Even if we’re temporarily withdrawn and
spending a lot of time at home cocooning
with our new addition, we value our friendships. Please continue to check up on us and
to e-mail, text, call, or stop by. If you were in
our life before, we still want you in our life
and in the lives of our children!
Adopted children may need to be
parented differently than biological
We are not spoiling them. We aren’t making
excuses for poor behavior. Rather, we are
parenting a child whose background may
be very dissimilar to anything we’ve experienced. A child who has a fear of abandonment shouldn’t be sent to another room alone
for a time-out. The types of consequences

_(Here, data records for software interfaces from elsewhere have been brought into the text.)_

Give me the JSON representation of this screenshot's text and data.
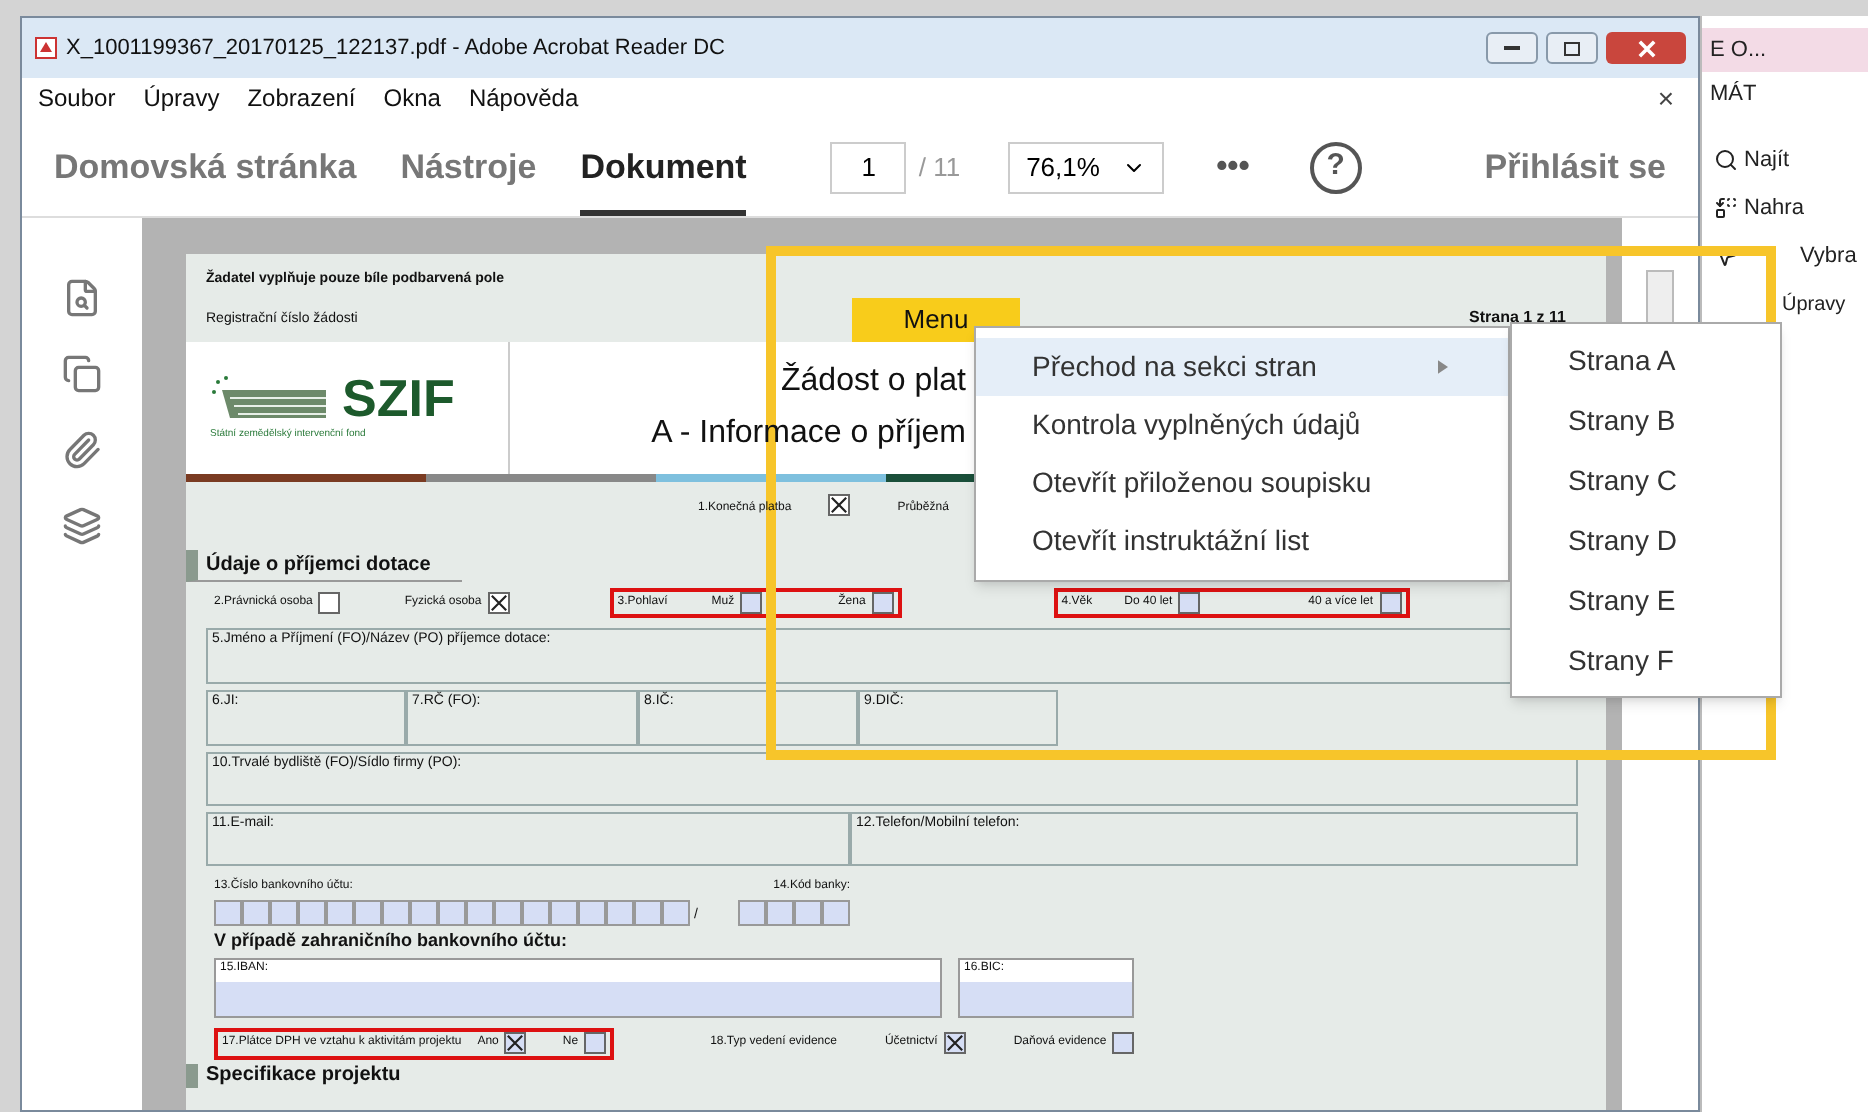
{
  "window": {
    "title": "X_1001199367_20170125_122137.pdf - Adobe Acrobat Reader DC",
    "close_doc": "×"
  },
  "menu_bar": [
    "Soubor",
    "Úpravy",
    "Zobrazení",
    "Okna",
    "Nápověda"
  ],
  "tabs": [
    {
      "label": "Domovská stránka",
      "selected": false
    },
    {
      "label": "Nástroje",
      "selected": false
    },
    {
      "label": "Dokument",
      "selected": true
    }
  ],
  "toolbar": {
    "page": "1",
    "page_total": "/ 11",
    "zoom": "76,1%",
    "more": "•••",
    "help": "?",
    "sign_in": "Přihlásit se"
  },
  "document": {
    "note": "Žadatel vyplňuje pouze bíle podbarvená pole",
    "menu_button": "Menu",
    "page_label": "Strana 1 z 11",
    "reg_label": "Registrační číslo žádosti",
    "logo": {
      "mark": "SZIF",
      "subtitle": "Státní zemědělský intervenční fond"
    },
    "title": "Žádost o plat",
    "subtitle": "A - Informace o příjem",
    "payment": {
      "label": "1.Konečná platba",
      "checked": true
    },
    "payment_other": "Průběžná",
    "section": "Údaje o příjemci dotace",
    "person": [
      {
        "label": "2.Právnická osoba",
        "checked": false
      },
      {
        "label": "Fyzická osoba",
        "checked": true
      }
    ],
    "gender": {
      "label": "3.Pohlaví",
      "options": [
        {
          "label": "Muž",
          "checked": false
        },
        {
          "label": "Žena",
          "checked": false
        }
      ]
    },
    "age": {
      "label": "4.Věk",
      "options": [
        {
          "label": "Do 40 let",
          "checked": false
        },
        {
          "label": "40 a více let",
          "checked": false
        }
      ]
    },
    "name_field": "5.Jméno a Příjmení (FO)/Název (PO) příjemce dotace:",
    "id_fields": [
      "6.JI:",
      "7.RČ (FO):",
      "8.IČ:",
      "9.DIČ:"
    ],
    "address_field": "10.Trvalé bydliště (FO)/Sídlo firmy (PO):",
    "email_field": "11.E-mail:",
    "phone_field": "12.Telefon/Mobilní telefon:",
    "account": {
      "label": "13.Číslo bankovního účtu:",
      "separator": "/",
      "bank_label": "14.Kód banky:"
    },
    "foreign_heading": "V případě zahraničního bankovního účtu:",
    "iban_field": "15.IBAN:",
    "bic_field": "16.BIC:",
    "vat": {
      "label": "17.Plátce DPH ve vztahu k aktivitám projektu",
      "options": [
        {
          "label": "Ano",
          "checked": true
        },
        {
          "label": "Ne",
          "checked": false
        }
      ]
    },
    "records": {
      "label": "18.Typ vedení evidence",
      "options": [
        {
          "label": "Účetnictví",
          "checked": true
        },
        {
          "label": "Daňová evidence",
          "checked": false
        }
      ]
    },
    "next_section": "Specifikace projektu"
  },
  "context_menu": {
    "items": [
      {
        "label": "Přechod na sekci stran",
        "selected": true,
        "submenu": true
      },
      {
        "label": "Kontrola vyplněných údajů",
        "selected": false,
        "submenu": false
      },
      {
        "label": "Otevřít přiloženou soupisku",
        "selected": false,
        "submenu": false
      },
      {
        "label": "Otevřít instruktážní list",
        "selected": false,
        "submenu": false
      }
    ],
    "submenu": [
      "Strana A",
      "Strany B",
      "Strany C",
      "Strany D",
      "Strany E",
      "Strany F"
    ]
  },
  "other_window": {
    "tab": "E O...",
    "ribbon": "MÁT",
    "commands": [
      "Najít",
      "Nahra",
      "Vybra",
      "Úpravy"
    ]
  }
}
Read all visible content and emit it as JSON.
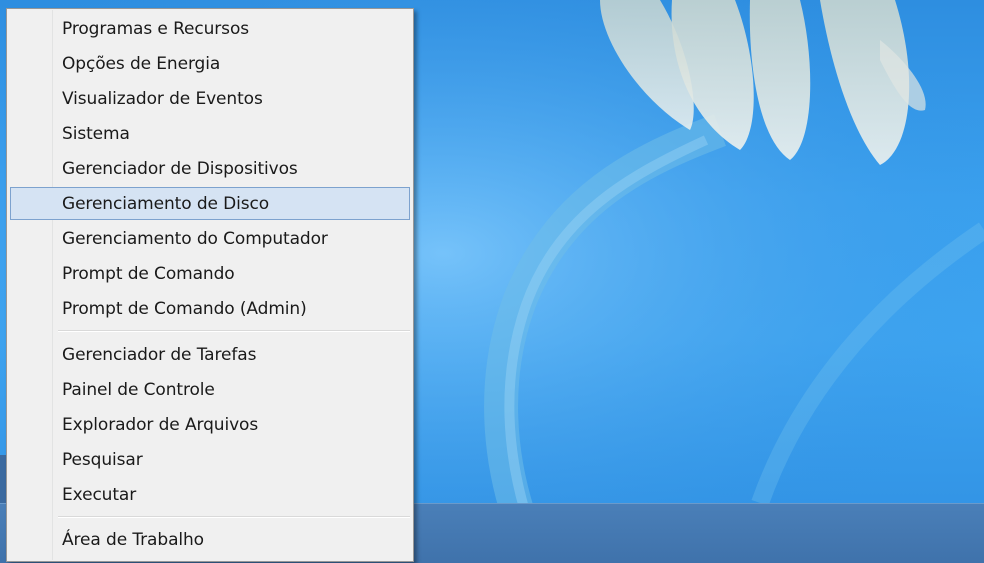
{
  "context_menu": {
    "groups": [
      {
        "items": [
          {
            "label": "Programas e Recursos"
          },
          {
            "label": "Opções de Energia"
          },
          {
            "label": "Visualizador de Eventos"
          },
          {
            "label": "Sistema"
          },
          {
            "label": "Gerenciador de Dispositivos"
          },
          {
            "label": "Gerenciamento de Disco",
            "highlighted": true
          },
          {
            "label": "Gerenciamento do Computador"
          },
          {
            "label": "Prompt de Comando"
          },
          {
            "label": "Prompt de Comando (Admin)"
          }
        ]
      },
      {
        "items": [
          {
            "label": "Gerenciador de Tarefas"
          },
          {
            "label": "Painel de Controle"
          },
          {
            "label": "Explorador de Arquivos"
          },
          {
            "label": "Pesquisar"
          },
          {
            "label": "Executar"
          }
        ]
      },
      {
        "items": [
          {
            "label": "Área de Trabalho"
          }
        ]
      }
    ]
  },
  "colors": {
    "menu_background": "#f0f0f0",
    "highlight_background": "#d5e3f3",
    "highlight_border": "#7da2ce",
    "desktop_blue": "#3aa0ee",
    "taskbar": "#4577b0"
  }
}
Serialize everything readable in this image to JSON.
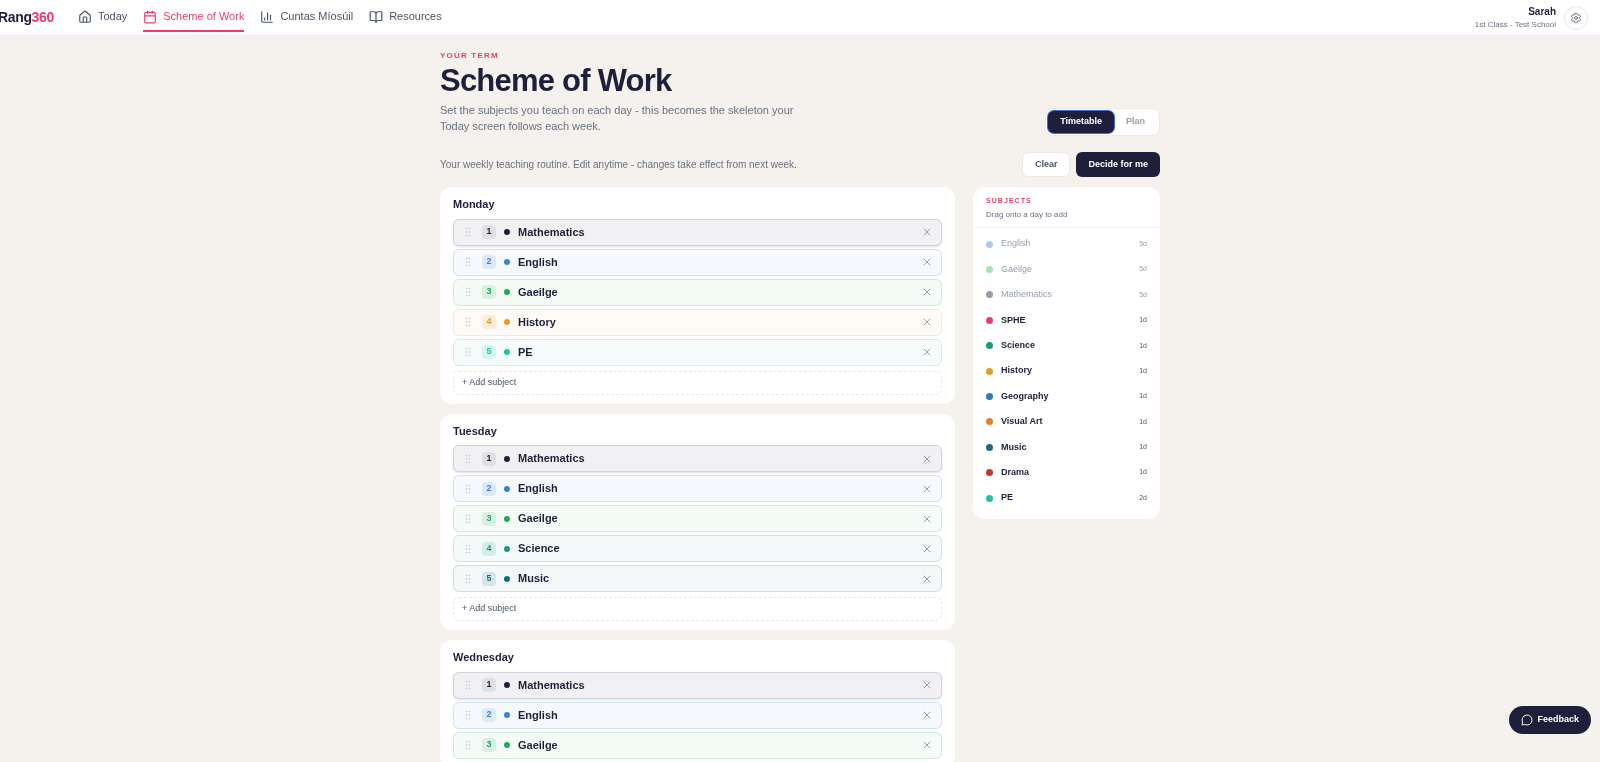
{
  "nav": {
    "logo": {
      "text": "Rang",
      "accent": "360"
    },
    "items": [
      {
        "label": "Today",
        "selected": false
      },
      {
        "label": "Scheme of Work",
        "selected": true
      },
      {
        "label": "Cuntas Míosúil",
        "selected": false
      },
      {
        "label": "Resources",
        "selected": false
      }
    ],
    "user": {
      "name": "Sarah",
      "subtitle": "1st Class - Test School"
    }
  },
  "header": {
    "eyebrow": "YOUR TERM",
    "title": "Scheme of Work",
    "description": "Set the subjects you teach on each day - this becomes the skeleton your Today screen follows each week.",
    "view_toggle": [
      {
        "label": "Timetable",
        "selected": true
      },
      {
        "label": "Plan",
        "selected": false
      }
    ],
    "note": "Your weekly teaching routine. Edit anytime - changes take effect from next week.",
    "buttons": [
      {
        "label": "Clear",
        "kind": "secondary"
      },
      {
        "label": "Decide for me",
        "kind": "primary"
      }
    ]
  },
  "days": [
    {
      "name": "Monday",
      "add_label": "+ Add subject",
      "subjects": [
        {
          "number": "1",
          "name": "Mathematics",
          "color": "#1e1f3b",
          "selected": true
        },
        {
          "number": "2",
          "name": "English",
          "color": "#3b82d6",
          "selected": false
        },
        {
          "number": "3",
          "name": "Gaeilge",
          "color": "#22a85a",
          "selected": false
        },
        {
          "number": "4",
          "name": "History",
          "color": "#e89a2c",
          "selected": false
        },
        {
          "number": "5",
          "name": "PE",
          "color": "#22c3a0",
          "selected": false
        }
      ]
    },
    {
      "name": "Tuesday",
      "add_label": "+ Add subject",
      "subjects": [
        {
          "number": "1",
          "name": "Mathematics",
          "color": "#1e1f3b",
          "selected": true
        },
        {
          "number": "2",
          "name": "English",
          "color": "#3b82d6",
          "selected": false
        },
        {
          "number": "3",
          "name": "Gaeilge",
          "color": "#22a85a",
          "selected": false
        },
        {
          "number": "4",
          "name": "Science",
          "color": "#1a9a7a",
          "selected": false
        },
        {
          "number": "5",
          "name": "Music",
          "color": "#1a6a80",
          "selected": false
        }
      ]
    },
    {
      "name": "Wednesday",
      "subjects": [
        {
          "number": "1",
          "name": "Mathematics",
          "color": "#1e1f3b",
          "selected": true
        },
        {
          "number": "2",
          "name": "English",
          "color": "#3b82d6",
          "selected": false
        },
        {
          "number": "3",
          "name": "Gaeilge",
          "color": "#22a85a",
          "selected": false
        }
      ]
    }
  ],
  "subjects_panel": {
    "title": "SUBJECTS",
    "hint": "Drag onto a day to add",
    "items": [
      {
        "name": "English",
        "count": "5d",
        "color": "#a9cdf0",
        "disabled": true
      },
      {
        "name": "Gaeilge",
        "count": "5d",
        "color": "#a8e0bc",
        "disabled": true
      },
      {
        "name": "Mathematics",
        "count": "5d",
        "color": "#9a9aa8",
        "disabled": true
      },
      {
        "name": "SPHE",
        "count": "1d",
        "color": "#e83e6a",
        "disabled": false
      },
      {
        "name": "Science",
        "count": "1d",
        "color": "#1a9a7a",
        "disabled": false
      },
      {
        "name": "History",
        "count": "1d",
        "color": "#e89a2c",
        "disabled": false
      },
      {
        "name": "Geography",
        "count": "1d",
        "color": "#2a7ac0",
        "disabled": false
      },
      {
        "name": "Visual Art",
        "count": "1d",
        "color": "#e8802a",
        "disabled": false
      },
      {
        "name": "Music",
        "count": "1d",
        "color": "#1a6a80",
        "disabled": false
      },
      {
        "name": "Drama",
        "count": "1d",
        "color": "#c03a2a",
        "disabled": false
      },
      {
        "name": "PE",
        "count": "2d",
        "color": "#22c3a0",
        "disabled": false
      }
    ]
  },
  "feedback": {
    "label": "Feedback"
  }
}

that work for other children might not work
for a child who doesn’t have the same sense of
value of her possessions and who doesn’t understand what it means to have privileges. As
parents, we must be flexible to help meet the
individual needs of our child, even if it means
that we do things a little differently.
Please don’t feed my kids.
For children who have known hunger, food
means love. We want them to learn to love us,
their parents and siblings, before they bond
with extended family, neighbors, and friends.
I know that they stare longingly at anything
edible. I know that our two-year-old puts his
head on the table and looks at you with puppy
dog eyes. But, since we were not there to meet
his early needs (breast or bottle feeding, com-
forting him when he was sick, changing dia-
pers, kissing boo boos), we need to make up
for it by meeting as many of his physical and
emotional needs as possible now.
Many children who were adopted also have
food insecurities. Some eat until they vomit
and then start eating again. Others hoard
food, needing the comfort of knowing that
there is some saved for later. It is best to leave
all feeding to the parents unless specifically
This request encompasses any sort of
“treat.” Attachment and bonding are challenging enough without having friends and
family slip our children candy, shower them
with gifts, offer seconds at meals, or stretch
family rules. We’re already working our tails
off to get them to like us, so please don’t try to
get them to like you the most.
We may also discourage physical
contact at first.
Please do not insist on holding our children,
hugging them, or having them sit on your
lap. Many children who have lived in orphanages and institutions have learned to fight for
adult attention, and can give the false impression of being confident and well-adjusted. It
is very important that, initially, the parents
are the only adults who help fulfill these children’s need for physical affection. This also
teaches healthy boundaries, since no child,
adopted or biological, should feel obligated
to have physical contact with someone he or
she doesn’t know well.
Support and thoughtful gifts are
Many of us won’t specifically ask for help or
tell you what we need. However, I don’t know
any adoptive mom who would turn down an
offer to tidy/clean her house during those
first few weeks at home with a new child.
Likewise, coffee and chocolate are always
welcome, and may be just what we need to
get through the challenging adjustment!
If you would like to give a gift to our new
child, please consider something small that
the family can enjoy together, such as a frozen
meal, a gift card to the movies, or art supplies
Children are programmed to want and
expect love. When we provide it we are
not heroes, we are simply meeting one
of their very basic needs.